_Task_.
In the entries below, find the string "Magyarország" and return each line holding it.

Excerpts from an interface dataset:

══════════════════════════════

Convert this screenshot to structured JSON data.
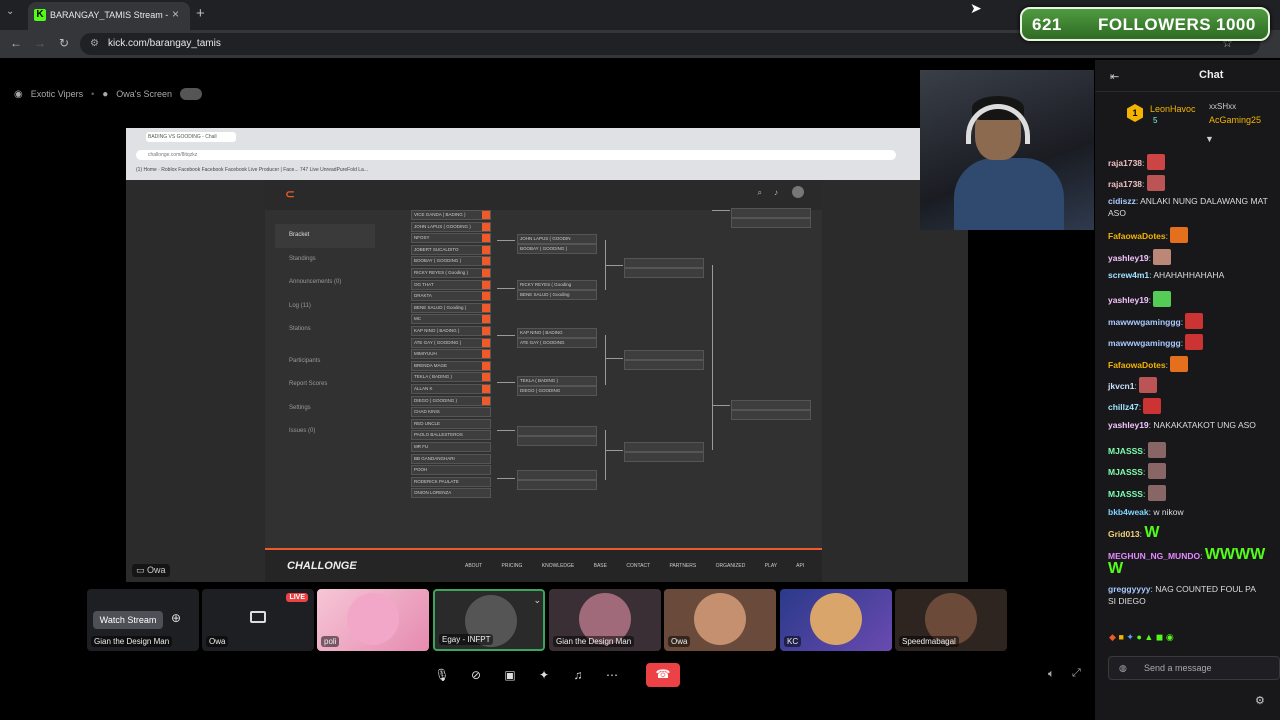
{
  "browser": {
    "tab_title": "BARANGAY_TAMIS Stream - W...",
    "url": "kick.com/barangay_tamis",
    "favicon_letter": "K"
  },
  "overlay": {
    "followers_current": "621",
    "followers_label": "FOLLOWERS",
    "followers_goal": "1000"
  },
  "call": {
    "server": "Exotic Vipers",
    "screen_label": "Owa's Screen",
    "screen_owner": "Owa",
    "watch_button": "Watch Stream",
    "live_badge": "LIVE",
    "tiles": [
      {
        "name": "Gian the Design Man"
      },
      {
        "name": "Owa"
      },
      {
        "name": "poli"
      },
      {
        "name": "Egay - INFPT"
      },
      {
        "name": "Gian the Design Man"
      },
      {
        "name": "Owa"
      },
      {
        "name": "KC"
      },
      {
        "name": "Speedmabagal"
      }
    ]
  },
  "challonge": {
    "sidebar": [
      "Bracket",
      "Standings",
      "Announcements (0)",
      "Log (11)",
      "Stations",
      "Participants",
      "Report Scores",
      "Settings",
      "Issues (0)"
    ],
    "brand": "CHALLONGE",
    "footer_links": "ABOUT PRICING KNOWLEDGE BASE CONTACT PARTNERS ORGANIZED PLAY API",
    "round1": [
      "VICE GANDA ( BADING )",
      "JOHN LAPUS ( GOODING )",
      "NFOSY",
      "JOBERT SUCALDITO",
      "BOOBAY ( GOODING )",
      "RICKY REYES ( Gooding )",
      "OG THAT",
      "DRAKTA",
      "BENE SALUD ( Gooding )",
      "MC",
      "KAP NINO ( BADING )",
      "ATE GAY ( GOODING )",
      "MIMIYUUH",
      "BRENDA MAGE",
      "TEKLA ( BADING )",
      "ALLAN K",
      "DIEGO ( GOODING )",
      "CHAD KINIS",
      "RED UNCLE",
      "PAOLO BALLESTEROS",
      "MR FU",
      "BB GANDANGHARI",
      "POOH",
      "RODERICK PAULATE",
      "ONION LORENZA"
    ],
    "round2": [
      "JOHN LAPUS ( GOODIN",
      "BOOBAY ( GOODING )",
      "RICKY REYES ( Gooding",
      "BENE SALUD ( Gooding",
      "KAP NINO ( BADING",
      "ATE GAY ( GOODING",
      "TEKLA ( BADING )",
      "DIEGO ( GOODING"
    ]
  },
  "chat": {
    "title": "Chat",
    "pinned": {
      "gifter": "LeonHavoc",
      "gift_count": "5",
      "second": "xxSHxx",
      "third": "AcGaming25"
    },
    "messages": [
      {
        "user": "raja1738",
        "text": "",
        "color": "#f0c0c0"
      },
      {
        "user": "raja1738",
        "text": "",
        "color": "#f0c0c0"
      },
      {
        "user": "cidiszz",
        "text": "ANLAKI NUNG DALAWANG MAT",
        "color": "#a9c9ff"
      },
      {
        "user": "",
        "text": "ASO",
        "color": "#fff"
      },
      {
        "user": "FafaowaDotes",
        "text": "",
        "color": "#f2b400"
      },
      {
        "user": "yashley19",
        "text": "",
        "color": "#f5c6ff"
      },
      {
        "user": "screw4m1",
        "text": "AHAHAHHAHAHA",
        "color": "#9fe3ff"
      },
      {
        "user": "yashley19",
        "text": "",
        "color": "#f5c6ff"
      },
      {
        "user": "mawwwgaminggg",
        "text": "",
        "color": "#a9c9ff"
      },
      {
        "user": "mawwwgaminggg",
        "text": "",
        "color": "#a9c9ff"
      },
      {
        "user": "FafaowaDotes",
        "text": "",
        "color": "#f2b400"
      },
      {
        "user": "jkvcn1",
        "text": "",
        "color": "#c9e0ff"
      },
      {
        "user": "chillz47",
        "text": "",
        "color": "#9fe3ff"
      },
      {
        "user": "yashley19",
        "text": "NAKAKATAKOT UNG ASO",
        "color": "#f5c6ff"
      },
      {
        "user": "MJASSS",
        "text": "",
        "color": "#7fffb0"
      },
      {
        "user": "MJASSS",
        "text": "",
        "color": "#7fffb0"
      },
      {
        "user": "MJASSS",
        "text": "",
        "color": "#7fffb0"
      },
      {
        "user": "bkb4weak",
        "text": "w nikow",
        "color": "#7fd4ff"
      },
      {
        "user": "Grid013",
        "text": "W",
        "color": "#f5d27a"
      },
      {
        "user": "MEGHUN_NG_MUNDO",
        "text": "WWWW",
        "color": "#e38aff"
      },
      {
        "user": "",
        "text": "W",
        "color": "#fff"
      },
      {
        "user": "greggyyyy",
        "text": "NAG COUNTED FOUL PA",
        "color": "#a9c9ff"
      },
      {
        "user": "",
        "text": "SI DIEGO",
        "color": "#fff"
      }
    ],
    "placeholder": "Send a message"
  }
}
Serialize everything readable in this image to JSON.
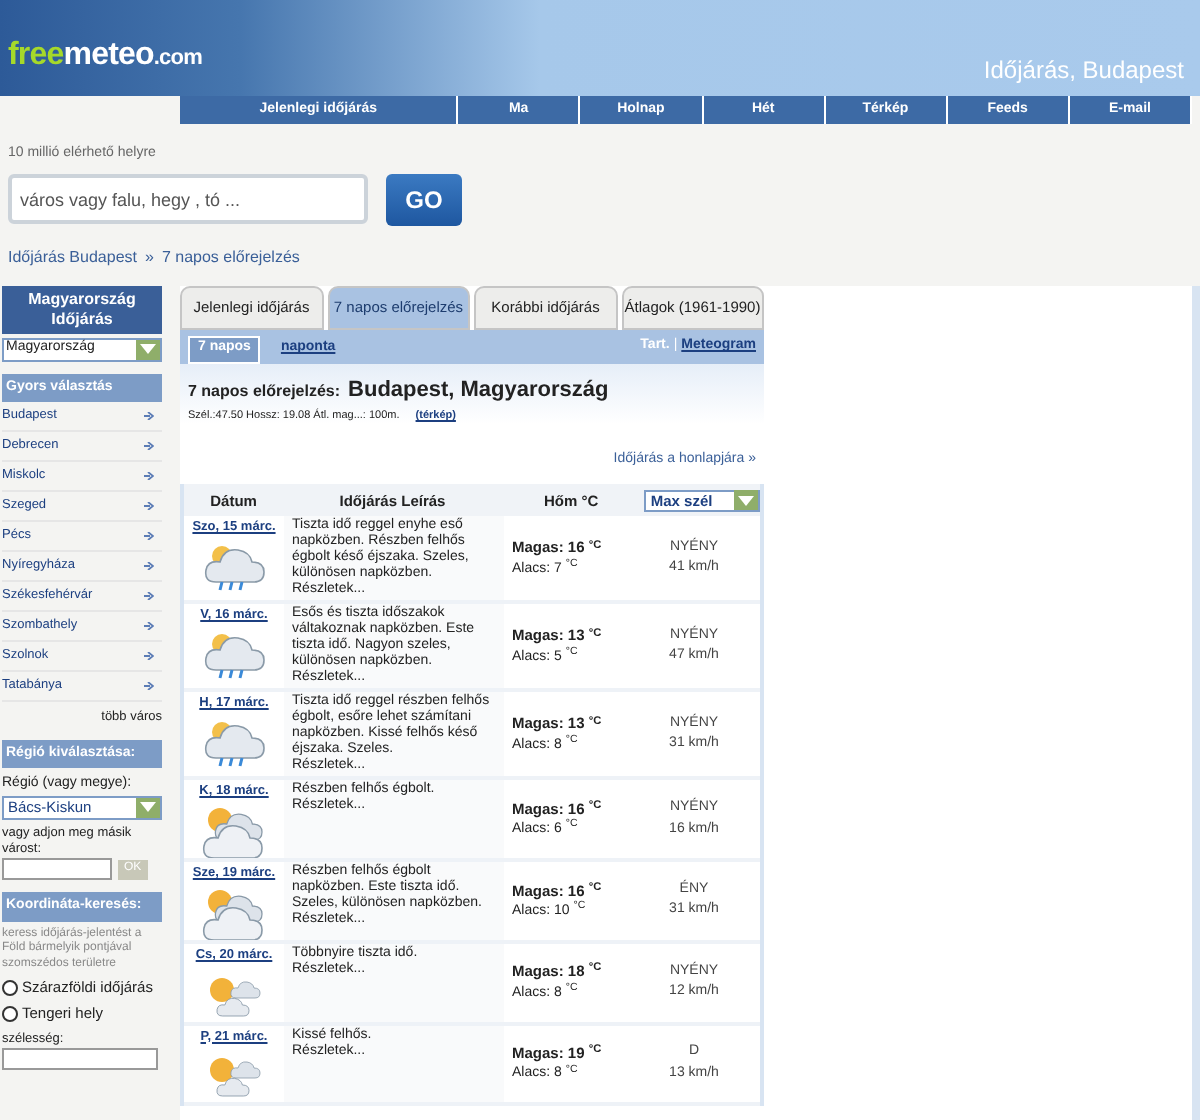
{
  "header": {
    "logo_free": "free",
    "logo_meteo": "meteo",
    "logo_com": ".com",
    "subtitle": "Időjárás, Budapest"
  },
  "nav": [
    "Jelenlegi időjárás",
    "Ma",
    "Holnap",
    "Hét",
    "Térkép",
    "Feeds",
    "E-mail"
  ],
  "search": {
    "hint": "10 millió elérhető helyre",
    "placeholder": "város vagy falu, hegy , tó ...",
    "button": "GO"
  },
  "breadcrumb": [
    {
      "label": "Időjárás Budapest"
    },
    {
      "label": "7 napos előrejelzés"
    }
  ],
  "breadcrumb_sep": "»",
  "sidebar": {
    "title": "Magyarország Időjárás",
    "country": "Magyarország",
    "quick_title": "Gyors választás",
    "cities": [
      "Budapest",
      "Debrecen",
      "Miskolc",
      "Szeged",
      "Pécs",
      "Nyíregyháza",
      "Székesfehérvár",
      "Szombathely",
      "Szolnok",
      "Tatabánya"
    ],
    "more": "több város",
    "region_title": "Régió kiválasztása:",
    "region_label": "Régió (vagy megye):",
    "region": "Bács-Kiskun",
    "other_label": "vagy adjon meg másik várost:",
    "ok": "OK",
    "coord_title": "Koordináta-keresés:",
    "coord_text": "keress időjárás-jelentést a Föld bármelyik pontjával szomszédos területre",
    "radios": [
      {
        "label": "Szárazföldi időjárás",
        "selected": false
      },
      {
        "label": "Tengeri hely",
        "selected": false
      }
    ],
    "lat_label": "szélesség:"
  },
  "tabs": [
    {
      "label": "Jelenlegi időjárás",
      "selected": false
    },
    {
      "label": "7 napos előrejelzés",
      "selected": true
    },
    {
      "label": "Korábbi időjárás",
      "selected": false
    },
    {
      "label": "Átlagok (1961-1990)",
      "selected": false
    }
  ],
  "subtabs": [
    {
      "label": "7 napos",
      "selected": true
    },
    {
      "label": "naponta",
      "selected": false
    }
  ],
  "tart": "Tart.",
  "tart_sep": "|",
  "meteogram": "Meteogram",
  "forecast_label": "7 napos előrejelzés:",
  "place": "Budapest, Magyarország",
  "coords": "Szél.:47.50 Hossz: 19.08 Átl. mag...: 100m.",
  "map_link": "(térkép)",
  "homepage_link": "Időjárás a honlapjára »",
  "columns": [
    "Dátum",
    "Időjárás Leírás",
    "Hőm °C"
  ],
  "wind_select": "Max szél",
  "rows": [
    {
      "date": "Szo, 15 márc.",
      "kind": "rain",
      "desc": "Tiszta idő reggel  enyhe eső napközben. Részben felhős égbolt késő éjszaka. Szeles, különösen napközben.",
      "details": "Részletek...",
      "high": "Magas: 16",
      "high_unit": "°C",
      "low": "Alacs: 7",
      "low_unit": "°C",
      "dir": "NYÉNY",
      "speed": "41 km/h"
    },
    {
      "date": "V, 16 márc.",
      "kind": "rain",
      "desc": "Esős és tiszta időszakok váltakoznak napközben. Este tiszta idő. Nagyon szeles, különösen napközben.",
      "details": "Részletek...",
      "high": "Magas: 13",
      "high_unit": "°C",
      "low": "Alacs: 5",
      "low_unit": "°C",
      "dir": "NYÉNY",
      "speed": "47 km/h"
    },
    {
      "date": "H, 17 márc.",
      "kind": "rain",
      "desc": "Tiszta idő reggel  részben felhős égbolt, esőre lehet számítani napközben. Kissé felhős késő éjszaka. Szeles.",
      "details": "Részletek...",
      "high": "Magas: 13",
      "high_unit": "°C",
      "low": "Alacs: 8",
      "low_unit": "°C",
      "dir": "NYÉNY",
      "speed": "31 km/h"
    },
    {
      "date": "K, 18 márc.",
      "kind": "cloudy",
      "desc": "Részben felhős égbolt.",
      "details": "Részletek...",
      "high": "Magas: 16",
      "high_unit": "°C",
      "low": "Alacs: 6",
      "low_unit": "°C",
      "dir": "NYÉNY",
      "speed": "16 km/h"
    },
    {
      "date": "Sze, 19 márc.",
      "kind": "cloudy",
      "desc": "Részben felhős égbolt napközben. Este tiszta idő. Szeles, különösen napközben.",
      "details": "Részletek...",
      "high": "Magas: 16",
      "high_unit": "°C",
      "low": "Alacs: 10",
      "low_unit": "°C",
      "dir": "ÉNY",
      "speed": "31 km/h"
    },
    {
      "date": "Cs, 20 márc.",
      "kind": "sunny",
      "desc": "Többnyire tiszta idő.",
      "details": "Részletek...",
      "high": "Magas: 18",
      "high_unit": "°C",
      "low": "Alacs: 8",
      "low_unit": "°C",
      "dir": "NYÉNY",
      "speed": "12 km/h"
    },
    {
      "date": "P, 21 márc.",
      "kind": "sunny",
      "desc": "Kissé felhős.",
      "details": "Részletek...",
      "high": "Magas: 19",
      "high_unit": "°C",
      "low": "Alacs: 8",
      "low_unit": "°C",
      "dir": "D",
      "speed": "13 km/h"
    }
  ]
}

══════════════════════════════

_Answer area_.
    "title": "Magyarország Időjárás",
    "country": "Magyarország",
  "place": "Budapest, Magyarország",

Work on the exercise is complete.